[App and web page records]
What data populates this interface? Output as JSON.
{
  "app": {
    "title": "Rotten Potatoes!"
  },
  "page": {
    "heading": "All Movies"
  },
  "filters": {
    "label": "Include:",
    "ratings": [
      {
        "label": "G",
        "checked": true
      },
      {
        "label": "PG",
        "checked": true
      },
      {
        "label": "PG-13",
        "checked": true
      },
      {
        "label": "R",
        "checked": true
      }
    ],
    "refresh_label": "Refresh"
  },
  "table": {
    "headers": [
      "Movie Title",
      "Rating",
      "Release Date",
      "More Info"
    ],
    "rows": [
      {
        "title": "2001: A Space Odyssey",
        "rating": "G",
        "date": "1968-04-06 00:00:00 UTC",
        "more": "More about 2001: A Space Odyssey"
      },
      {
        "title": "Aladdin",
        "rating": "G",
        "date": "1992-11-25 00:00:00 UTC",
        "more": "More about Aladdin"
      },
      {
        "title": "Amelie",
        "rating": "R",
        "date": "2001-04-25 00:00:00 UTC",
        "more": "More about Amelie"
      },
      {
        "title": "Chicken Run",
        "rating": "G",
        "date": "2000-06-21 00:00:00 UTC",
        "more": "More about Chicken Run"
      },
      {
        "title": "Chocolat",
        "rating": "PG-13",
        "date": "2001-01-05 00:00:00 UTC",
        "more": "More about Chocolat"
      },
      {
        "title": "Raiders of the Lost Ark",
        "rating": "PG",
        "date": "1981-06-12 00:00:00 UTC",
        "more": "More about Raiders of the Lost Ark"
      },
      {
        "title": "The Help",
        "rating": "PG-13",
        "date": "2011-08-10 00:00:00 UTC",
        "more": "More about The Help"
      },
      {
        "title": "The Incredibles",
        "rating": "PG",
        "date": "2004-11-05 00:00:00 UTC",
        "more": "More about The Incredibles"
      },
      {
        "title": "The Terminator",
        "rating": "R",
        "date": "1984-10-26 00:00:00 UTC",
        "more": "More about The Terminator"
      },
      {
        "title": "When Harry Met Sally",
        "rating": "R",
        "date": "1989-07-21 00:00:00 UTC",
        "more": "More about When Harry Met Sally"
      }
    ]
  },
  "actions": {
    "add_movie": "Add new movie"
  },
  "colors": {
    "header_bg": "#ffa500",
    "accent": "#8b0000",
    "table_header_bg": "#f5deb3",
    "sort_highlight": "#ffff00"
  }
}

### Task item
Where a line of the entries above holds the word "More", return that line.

### Response box
      "More Info"
        "more": "More about 2001: A Space Odyssey"
        "more": "More about Aladdin"
        "more": "More about Amelie"
        "more": "More about Chicken Run"
        "more": "More about Chocolat"
        "more": "More about Raiders of the Lost Ark"
        "more": "More about The Help"
        "more": "More about The Incredibles"
        "more": "More about The Terminator"
        "more": "More about When Harry Met Sally"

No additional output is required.